##### Reference no: EM132183954

**Question - **Adam Rust looked at his mechanic and sighed. The mechanic had just pronounced a death sentence on his road-weary car. The car had served him well---at a cost of $500 it had lasted through four years of college with minimal repairs. Now, he desperately needs wheels. He has just graduated, and has a good job at a decent starting salary. He hopes to purchase his first new car. The car dealer seems very optimistic about his ability to afford the car payments, another first for him.

The car Adam is considering is $35,000. The dealer has given him three payment options:

Zero percent financing. Make a $4000 down payment from his savings and finance the remainder with a 0% APR loan for 48 months. Adam has more than enough cash for the down payment, thanks to generous graduation gifs.

Rebate with no money down. Receive a $4000 rebate, which he would use for the down payment (and leave his savings intact), and finance the rest with a standard 48-month loan, with an 8% APR. He likes this option, as he could think of many other uses for the $4000.

Pay cash.
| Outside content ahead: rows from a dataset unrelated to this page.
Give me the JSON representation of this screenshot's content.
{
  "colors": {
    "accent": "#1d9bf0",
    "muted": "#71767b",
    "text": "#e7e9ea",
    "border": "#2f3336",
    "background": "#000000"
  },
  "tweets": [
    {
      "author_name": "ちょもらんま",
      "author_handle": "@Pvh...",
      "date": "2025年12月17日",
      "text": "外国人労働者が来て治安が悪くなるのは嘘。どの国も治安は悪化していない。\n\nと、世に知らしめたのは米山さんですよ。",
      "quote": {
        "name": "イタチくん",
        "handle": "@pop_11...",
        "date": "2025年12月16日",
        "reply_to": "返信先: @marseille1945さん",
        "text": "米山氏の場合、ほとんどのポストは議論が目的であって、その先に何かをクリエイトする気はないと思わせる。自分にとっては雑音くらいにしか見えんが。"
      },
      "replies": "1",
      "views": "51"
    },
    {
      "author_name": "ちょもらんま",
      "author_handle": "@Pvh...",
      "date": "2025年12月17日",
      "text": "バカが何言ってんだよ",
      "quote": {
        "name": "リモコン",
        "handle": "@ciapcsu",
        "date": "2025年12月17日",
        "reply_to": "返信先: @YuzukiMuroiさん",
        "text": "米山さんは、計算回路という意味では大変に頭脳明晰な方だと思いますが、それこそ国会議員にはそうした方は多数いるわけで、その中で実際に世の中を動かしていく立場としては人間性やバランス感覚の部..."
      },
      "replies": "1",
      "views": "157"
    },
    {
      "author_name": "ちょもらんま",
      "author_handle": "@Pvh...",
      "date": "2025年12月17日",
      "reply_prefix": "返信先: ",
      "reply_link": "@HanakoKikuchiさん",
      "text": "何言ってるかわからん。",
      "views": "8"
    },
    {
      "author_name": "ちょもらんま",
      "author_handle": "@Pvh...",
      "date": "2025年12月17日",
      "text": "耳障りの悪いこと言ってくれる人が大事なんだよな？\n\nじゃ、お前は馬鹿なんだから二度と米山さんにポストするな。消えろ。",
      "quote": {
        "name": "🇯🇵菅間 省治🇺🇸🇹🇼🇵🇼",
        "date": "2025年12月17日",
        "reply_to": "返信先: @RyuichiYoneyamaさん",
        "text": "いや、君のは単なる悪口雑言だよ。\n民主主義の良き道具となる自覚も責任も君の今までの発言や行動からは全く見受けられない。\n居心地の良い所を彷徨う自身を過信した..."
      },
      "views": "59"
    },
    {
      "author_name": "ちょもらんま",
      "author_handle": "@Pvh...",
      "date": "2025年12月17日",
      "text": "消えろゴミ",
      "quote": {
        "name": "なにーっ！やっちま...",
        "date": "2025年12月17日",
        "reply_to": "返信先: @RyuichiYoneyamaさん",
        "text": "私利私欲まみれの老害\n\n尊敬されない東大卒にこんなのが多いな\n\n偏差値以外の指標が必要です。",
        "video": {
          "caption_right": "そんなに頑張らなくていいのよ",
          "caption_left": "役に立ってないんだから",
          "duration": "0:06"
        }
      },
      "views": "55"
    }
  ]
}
Get the $4000 rebate and pay the rest with cash. While Adam doesn't have $35,000, he wants to evaluate this option. His parents always paid cash when they bought a family car; Adam wonders if this really was a good idea.

Adam's fellow graduate, Jenna Hawthorne, was lucky. Her parents gave her a car for graduation. Okay, it was a little Hyundai, and definitely not her dream car, but it was serviceable, and Jenna didn't have to worry about buying a new car. In fact, Jenna has been trying to decide how much of her new salary she could save. Adam knows that with a hefty car payment, saving for retirement would be very low on his priority list. Jenna believes she could easily set aside $3000 of her $45,000 salary. She is considering putting her savings in a stock fund. She just turned 22 and has a long way to go until retirement at age 65, and she considers this risk level reasonable. The fund she is looking at has earned an average of 9% over the past 15 years and could be expected to continue earning this amount, on average. While she has no current retirement savings, five years ago Jenna's grandparents gave her a new 30-year U.S. Treasury bond with a $10,000 face value.

Jenna wants to know her retirement income if she both (1) sells her Treasury bond at its current market value and invests the proceeds in the stock fund and (2) saves an additional $3000 at the end of each year in the stock fund from now until she turns 65. Once she retires, Jenna wants those savings to last for 25 years until she is 90.

Both Adam and Jenna need to determine their best options.

Case Questions

1. What are the cash flows associated with each of Adam's three care financing options?

2. Suppose that, similar to his parents, Adam had plenty of cash in the bank so that he could easily afford to pay cash for the car without running into deb now or in the foreseeable future. If his cash earns interest at a 5.4% APR (based on monthly compounding) at the bank, what would be his best purchase option for the car?

3. Suppose Jenna's Treasury bond has a coupon interest rate of 6.5%, paid semiannually, while current Treasury bonds with the same maturity date have a yield to maturity of 5.4435% (expressed as an APR with semiannual compounding). If she has just received the bond's 10th coupon, for how much can Jenna sell her treasury bond?

4. Suppose Jenna sells the bond, reinvests the proceeds, and then saves as she planned. If, indeed, Jenna earns a 9% annual return on her savings, how much could she withdraw each year in retirement? (Assume she begins withdrawing the money from the account in equal amounts at the end of each year once her retirement begins.)

5. Jenna expects her salary to grow regularly. While there are no guarantees, she believes an increase of 4% a year is reasonable. She plans to save $3000 the first year, and then increase the amount she saves by 4% each year as her salary grows. Unfortunately, prices will also grow due to inflation. Suppose Jenna assumes there will be 3% inflation every year. In retirement, she will need to increase her withdrawals each year to keep up with inflation. In this case, how much can she withdraw at the end of the first year of her retirement? What amount does this correspond to in today's dollars? (Hint: Build a spreadsheet in which you track the amount in her retirement account each year)

6. Should Jenna sell her Treasury bond and invest the proceeds in the stock fund? Give at least one reason for and against this plan.